Stored data
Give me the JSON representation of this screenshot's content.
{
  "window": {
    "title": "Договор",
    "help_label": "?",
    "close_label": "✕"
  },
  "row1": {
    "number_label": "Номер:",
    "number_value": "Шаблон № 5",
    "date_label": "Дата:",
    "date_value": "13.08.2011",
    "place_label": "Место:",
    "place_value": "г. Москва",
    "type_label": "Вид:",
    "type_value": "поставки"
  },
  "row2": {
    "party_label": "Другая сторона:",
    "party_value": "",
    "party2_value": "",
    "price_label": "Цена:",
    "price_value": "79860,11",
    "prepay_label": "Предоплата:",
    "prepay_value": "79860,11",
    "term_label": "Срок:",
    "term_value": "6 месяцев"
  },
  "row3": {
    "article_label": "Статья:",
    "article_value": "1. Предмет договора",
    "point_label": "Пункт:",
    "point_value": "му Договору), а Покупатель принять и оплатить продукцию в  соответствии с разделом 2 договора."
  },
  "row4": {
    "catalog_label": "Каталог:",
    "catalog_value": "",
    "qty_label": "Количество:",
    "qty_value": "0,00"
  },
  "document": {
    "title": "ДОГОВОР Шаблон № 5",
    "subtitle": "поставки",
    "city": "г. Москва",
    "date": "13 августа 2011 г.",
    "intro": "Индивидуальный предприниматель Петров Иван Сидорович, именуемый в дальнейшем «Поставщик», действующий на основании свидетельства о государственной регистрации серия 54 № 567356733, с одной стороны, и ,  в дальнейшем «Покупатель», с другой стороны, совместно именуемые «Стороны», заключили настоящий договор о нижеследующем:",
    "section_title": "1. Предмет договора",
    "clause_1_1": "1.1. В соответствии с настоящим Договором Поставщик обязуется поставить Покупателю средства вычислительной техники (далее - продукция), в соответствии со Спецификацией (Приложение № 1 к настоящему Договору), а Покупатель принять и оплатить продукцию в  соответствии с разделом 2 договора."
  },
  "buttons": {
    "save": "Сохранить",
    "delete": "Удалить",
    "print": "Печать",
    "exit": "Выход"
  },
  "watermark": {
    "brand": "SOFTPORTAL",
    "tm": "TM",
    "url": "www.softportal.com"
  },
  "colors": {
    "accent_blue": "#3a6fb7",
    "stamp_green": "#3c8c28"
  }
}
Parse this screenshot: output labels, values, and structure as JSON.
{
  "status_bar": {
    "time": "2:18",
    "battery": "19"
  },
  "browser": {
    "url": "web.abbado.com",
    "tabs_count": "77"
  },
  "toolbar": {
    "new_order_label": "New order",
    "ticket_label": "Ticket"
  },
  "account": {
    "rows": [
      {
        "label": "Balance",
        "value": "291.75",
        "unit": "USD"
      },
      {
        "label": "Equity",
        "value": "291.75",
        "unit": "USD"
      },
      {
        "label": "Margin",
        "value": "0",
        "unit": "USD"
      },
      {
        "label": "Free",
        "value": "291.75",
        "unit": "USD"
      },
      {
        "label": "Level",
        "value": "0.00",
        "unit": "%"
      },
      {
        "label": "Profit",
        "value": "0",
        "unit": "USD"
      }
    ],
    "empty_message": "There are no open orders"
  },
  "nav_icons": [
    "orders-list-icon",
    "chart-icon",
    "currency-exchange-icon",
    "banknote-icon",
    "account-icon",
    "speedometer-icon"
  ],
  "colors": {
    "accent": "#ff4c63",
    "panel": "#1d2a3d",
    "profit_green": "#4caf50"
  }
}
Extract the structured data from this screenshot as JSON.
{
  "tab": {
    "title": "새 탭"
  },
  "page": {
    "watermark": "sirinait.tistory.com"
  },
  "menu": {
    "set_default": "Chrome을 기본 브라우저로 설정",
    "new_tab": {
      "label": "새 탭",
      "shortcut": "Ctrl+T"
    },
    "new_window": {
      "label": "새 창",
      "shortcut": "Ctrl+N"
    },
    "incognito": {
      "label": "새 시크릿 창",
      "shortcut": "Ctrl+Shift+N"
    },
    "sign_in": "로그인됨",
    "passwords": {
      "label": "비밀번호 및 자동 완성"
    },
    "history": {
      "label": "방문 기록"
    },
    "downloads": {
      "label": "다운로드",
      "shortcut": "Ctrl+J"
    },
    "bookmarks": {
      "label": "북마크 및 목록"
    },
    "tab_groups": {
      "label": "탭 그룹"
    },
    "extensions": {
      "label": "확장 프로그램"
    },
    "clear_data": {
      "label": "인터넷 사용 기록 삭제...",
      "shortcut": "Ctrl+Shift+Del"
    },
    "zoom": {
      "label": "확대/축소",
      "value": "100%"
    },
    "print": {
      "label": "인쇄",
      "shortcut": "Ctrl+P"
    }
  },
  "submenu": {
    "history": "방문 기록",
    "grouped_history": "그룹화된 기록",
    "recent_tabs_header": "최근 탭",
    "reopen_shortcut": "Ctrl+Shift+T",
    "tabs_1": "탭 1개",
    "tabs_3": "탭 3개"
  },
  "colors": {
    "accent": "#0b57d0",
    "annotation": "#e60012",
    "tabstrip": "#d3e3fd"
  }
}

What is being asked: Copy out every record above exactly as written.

Task result:
Give me the JSON representation of this screenshot's content.
{
  "window": {
    "title": "Договор",
    "help_label": "?",
    "close_label": "✕"
  },
  "row1": {
    "number_label": "Номер:",
    "number_value": "Шаблон № 5",
    "date_label": "Дата:",
    "date_value": "13.08.2011",
    "place_label": "Место:",
    "place_value": "г. Москва",
    "type_label": "Вид:",
    "type_value": "поставки"
  },
  "row2": {
    "party_label": "Другая сторона:",
    "party_value": "",
    "party2_value": "",
    "price_label": "Цена:",
    "price_value": "79860,11",
    "prepay_label": "Предоплата:",
    "prepay_value": "79860,11",
    "term_label": "Срок:",
    "term_value": "6 месяцев"
  },
  "row3": {
    "article_label": "Статья:",
    "article_value": "1. Предмет договора",
    "point_label": "Пункт:",
    "point_value": "му Договору), а Покупатель принять и оплатить продукцию в  соответствии с разделом 2 договора."
  },
  "row4": {
    "catalog_label": "Каталог:",
    "catalog_value": "",
    "qty_label": "Количество:",
    "qty_value": "0,00"
  },
  "document": {
    "title": "ДОГОВОР Шаблон № 5",
    "subtitle": "поставки",
    "city": "г. Москва",
    "date": "13 августа 2011 г.",
    "intro": "Индивидуальный предприниматель Петров Иван Сидорович, именуемый в дальнейшем «Поставщик», действующий на основании свидетельства о государственной регистрации серия 54 № 567356733, с одной стороны, и ,  в дальнейшем «Покупатель», с другой стороны, совместно именуемые «Стороны», заключили настоящий договор о нижеследующем:",
    "section_title": "1. Предмет договора",
    "clause_1_1": "1.1. В соответствии с настоящим Договором Поставщик обязуется поставить Покупателю средства вычислительной техники (далее - продукция), в соответствии со Спецификацией (Приложение № 1 к настоящему Договору), а Покупатель принять и оплатить продукцию в  соответствии с разделом 2 договора."
  },
  "buttons": {
    "save": "Сохранить",
    "delete": "Удалить",
    "print": "Печать",
    "exit": "Выход"
  },
  "watermark": {
    "brand": "SOFTPORTAL",
    "tm": "TM",
    "url": "www.softportal.com"
  },
  "colors": {
    "accent_blue": "#3a6fb7",
    "stamp_green": "#3c8c28"
  }
}
Parse this screenshot: output labels, values, and structure as JSON.
{
  "status_bar": {
    "time": "2:18",
    "battery": "19"
  },
  "browser": {
    "url": "web.abbado.com",
    "tabs_count": "77"
  },
  "toolbar": {
    "new_order_label": "New order",
    "ticket_label": "Ticket"
  },
  "account": {
    "rows": [
      {
        "label": "Balance",
        "value": "291.75",
        "unit": "USD"
      },
      {
        "label": "Equity",
        "value": "291.75",
        "unit": "USD"
      },
      {
        "label": "Margin",
        "value": "0",
        "unit": "USD"
      },
      {
        "label": "Free",
        "value": "291.75",
        "unit": "USD"
      },
      {
        "label": "Level",
        "value": "0.00",
        "unit": "%"
      },
      {
        "label": "Profit",
        "value": "0",
        "unit": "USD"
      }
    ],
    "empty_message": "There are no open orders"
  },
  "nav_icons": [
    "orders-list-icon",
    "chart-icon",
    "currency-exchange-icon",
    "banknote-icon",
    "account-icon",
    "speedometer-icon"
  ],
  "colors": {
    "accent": "#ff4c63",
    "panel": "#1d2a3d",
    "profit_green": "#4caf50"
  }
}
Extract the structured data from this screenshot as JSON.
{
  "tab": {
    "title": "새 탭"
  },
  "page": {
    "watermark": "sirinait.tistory.com"
  },
  "menu": {
    "set_default": "Chrome을 기본 브라우저로 설정",
    "new_tab": {
      "label": "새 탭",
      "shortcut": "Ctrl+T"
    },
    "new_window": {
      "label": "새 창",
      "shortcut": "Ctrl+N"
    },
    "incognito": {
      "label": "새 시크릿 창",
      "shortcut": "Ctrl+Shift+N"
    },
    "sign_in": "로그인됨",
    "passwords": {
      "label": "비밀번호 및 자동 완성"
    },
    "history": {
      "label": "방문 기록"
    },
    "downloads": {
      "label": "다운로드",
      "shortcut": "Ctrl+J"
    },
    "bookmarks": {
      "label": "북마크 및 목록"
    },
    "tab_groups": {
      "label": "탭 그룹"
    },
    "extensions": {
      "label": "확장 프로그램"
    },
    "clear_data": {
      "label": "인터넷 사용 기록 삭제...",
      "shortcut": "Ctrl+Shift+Del"
    },
    "zoom": {
      "label": "확대/축소",
      "value": "100%"
    },
    "print": {
      "label": "인쇄",
      "shortcut": "Ctrl+P"
    }
  },
  "submenu": {
    "history": "방문 기록",
    "grouped_history": "그룹화된 기록",
    "recent_tabs_header": "최근 탭",
    "reopen_shortcut": "Ctrl+Shift+T",
    "tabs_1": "탭 1개",
    "tabs_3": "탭 3개"
  },
  "colors": {
    "accent": "#0b57d0",
    "annotation": "#e60012",
    "tabstrip": "#d3e3fd"
  }
}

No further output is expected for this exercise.